On April 21-22, I attended the Law Without Walls (LWOW) ConPosium at the University of Miami Law School. Hackathons are now common in law, but LWOW is not your typical hackathon. LWOW is a new and unique model of legal learning that unites students, faculty, law practitioners, and entrepreneurs from around the world “to accelerate innovation at the intersection of business, technology, and law through a dynamic, part virtual, collaborative experience that seeds a community of 21st century-ready global change agents and ultimately transforms the way law and business professionals partner to solve problems.”

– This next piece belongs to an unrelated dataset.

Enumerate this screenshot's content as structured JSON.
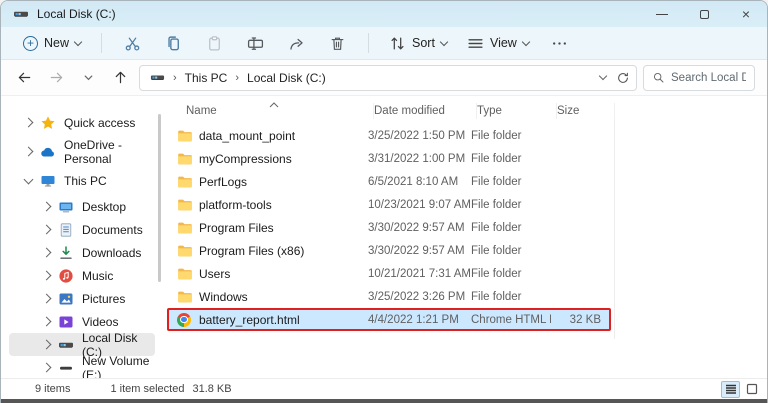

I have been honored to serve as a mentor in LWOW since it started in 2011 with 16 students at six law schools: the University of Miami (where it was founded by the incomparable Michele DeStefano), Harvard, New York Law School, Fordham, Peking University, and the University College London. The program now includes more than 100 students from 30 law and business schools, including schools in India, China, Israel, Iceland, Australia, and South Africa. Today, the LWOW Community consists of more than 1,200 students, practitioners, academics, entrepreneurs, and venture capitalists all over the world. This year my terrific team includes students and advisors from Sydney, Paris, Cyprus, London and Germany.
LWOW starts every January with a “KickOff” event where participants come together in person and learn how to operate, communicate, network and innovate in a multicultural, collaborative business environment. Students are then divided into small teams and each team is assigned a problem facing the legal marketplace. For the rest of the semester, student teams meet virtually with their mentors by video technology to investigate their topic, fine-tune the problem, find a solution, develop a business plan, and co-create a prototype and presentation. Teams present their prototypes, called “Projects of Worth,” at the “ConPosium,” an interactive event attended by members of the LWOW Community. A panel of multidisciplinary judges, including venture capitalists, lawyers, academics, entrepreneurs and business professionals, assesses the substance, viability, and creativity of the projects. The event is highly interactive with music, video, live chat and audience participation.
Being part of LWOW is stimulating, gratifying and great fun, and the various Projects of Worth produced by LWOW teams are ingenious and amazing. Recordings of the teams’ presentations will soon be available on the LWOW website.